(Beginning of RECORDS SUPPLIED)

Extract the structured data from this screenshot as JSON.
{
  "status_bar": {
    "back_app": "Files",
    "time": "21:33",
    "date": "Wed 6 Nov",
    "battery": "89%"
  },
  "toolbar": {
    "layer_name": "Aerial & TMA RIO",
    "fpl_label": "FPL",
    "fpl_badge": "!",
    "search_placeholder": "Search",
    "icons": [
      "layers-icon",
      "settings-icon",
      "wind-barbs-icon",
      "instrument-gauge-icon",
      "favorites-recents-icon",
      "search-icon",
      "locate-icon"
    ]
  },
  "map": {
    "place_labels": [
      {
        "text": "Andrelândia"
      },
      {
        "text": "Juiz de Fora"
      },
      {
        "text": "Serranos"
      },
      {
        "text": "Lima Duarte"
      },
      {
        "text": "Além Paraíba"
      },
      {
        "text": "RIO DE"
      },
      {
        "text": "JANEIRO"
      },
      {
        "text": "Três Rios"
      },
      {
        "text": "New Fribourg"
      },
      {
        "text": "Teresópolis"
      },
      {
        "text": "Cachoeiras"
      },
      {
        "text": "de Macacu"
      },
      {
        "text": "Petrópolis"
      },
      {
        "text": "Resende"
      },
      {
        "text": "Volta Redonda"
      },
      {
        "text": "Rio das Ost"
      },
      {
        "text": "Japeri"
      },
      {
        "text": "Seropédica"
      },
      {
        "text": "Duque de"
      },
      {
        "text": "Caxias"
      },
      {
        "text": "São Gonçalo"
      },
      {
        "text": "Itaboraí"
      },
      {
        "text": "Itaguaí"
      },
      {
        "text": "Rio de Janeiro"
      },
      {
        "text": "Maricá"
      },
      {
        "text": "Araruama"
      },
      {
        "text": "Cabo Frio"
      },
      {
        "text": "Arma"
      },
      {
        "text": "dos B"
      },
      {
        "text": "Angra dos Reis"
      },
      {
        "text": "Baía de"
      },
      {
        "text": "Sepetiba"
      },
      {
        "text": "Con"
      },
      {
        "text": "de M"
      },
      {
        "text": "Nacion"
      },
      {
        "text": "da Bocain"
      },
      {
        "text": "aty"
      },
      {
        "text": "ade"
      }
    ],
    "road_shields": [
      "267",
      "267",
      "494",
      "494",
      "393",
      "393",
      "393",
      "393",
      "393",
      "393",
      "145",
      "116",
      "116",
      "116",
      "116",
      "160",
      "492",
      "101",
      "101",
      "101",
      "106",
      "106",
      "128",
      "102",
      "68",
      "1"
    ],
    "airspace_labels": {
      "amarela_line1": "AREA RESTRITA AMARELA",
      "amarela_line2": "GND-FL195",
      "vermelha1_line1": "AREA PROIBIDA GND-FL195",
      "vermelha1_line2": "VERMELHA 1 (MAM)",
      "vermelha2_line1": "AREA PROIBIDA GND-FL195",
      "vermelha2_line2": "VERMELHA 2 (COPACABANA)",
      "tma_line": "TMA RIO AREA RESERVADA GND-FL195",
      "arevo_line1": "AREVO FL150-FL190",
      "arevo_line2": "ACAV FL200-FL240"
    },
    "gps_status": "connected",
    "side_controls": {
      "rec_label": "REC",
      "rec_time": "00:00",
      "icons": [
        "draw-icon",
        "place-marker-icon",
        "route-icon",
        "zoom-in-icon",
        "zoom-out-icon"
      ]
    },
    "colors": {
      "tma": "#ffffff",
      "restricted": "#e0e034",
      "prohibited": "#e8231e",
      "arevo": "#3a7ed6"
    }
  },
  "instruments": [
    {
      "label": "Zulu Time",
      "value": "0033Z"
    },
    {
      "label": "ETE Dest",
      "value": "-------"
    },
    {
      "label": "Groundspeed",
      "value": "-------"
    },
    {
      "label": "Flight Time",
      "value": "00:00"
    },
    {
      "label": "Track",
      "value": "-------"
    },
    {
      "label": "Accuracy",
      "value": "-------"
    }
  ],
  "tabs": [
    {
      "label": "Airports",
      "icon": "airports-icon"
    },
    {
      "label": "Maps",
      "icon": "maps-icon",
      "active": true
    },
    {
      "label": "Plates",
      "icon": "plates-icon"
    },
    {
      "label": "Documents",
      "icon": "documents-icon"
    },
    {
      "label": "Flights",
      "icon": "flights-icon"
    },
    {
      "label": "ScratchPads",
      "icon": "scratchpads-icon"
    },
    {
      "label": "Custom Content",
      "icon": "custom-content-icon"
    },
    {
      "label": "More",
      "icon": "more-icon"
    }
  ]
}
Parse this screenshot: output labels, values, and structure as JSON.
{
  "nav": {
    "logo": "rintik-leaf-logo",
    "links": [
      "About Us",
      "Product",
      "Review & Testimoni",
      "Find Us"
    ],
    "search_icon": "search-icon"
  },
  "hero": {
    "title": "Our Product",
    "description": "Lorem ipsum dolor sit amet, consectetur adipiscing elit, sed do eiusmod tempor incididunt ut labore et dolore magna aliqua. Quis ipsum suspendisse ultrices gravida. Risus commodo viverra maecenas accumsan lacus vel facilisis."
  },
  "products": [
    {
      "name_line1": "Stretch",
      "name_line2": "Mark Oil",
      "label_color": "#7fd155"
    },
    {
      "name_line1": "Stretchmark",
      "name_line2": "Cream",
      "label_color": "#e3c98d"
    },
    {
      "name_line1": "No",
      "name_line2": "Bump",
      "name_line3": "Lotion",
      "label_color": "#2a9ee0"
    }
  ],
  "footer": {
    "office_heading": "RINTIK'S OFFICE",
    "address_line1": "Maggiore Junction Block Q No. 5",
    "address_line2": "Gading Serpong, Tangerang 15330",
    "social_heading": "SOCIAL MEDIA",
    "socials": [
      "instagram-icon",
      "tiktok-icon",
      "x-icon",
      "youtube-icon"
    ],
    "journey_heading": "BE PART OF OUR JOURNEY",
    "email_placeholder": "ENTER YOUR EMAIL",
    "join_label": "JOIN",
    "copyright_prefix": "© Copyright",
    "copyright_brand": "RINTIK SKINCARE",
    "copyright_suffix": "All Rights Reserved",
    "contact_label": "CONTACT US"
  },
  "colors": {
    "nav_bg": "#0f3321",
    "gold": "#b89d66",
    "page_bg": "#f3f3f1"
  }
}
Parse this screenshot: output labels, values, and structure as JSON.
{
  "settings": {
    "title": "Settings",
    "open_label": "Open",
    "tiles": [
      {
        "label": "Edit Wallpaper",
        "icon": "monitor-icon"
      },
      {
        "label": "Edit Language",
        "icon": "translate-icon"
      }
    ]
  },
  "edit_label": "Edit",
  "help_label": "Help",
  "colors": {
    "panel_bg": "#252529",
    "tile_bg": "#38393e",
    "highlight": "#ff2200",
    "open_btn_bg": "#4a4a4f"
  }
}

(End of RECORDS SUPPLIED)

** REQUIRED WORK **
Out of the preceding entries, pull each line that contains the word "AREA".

** ANSWER FOR THIS EXERCISE **
      "amarela_line1": "AREA RESTRITA AMARELA",
      "vermelha1_line1": "AREA PROIBIDA GND-FL195",
      "vermelha2_line1": "AREA PROIBIDA GND-FL195",
      "tma_line": "TMA RIO AREA RESERVADA GND-FL195",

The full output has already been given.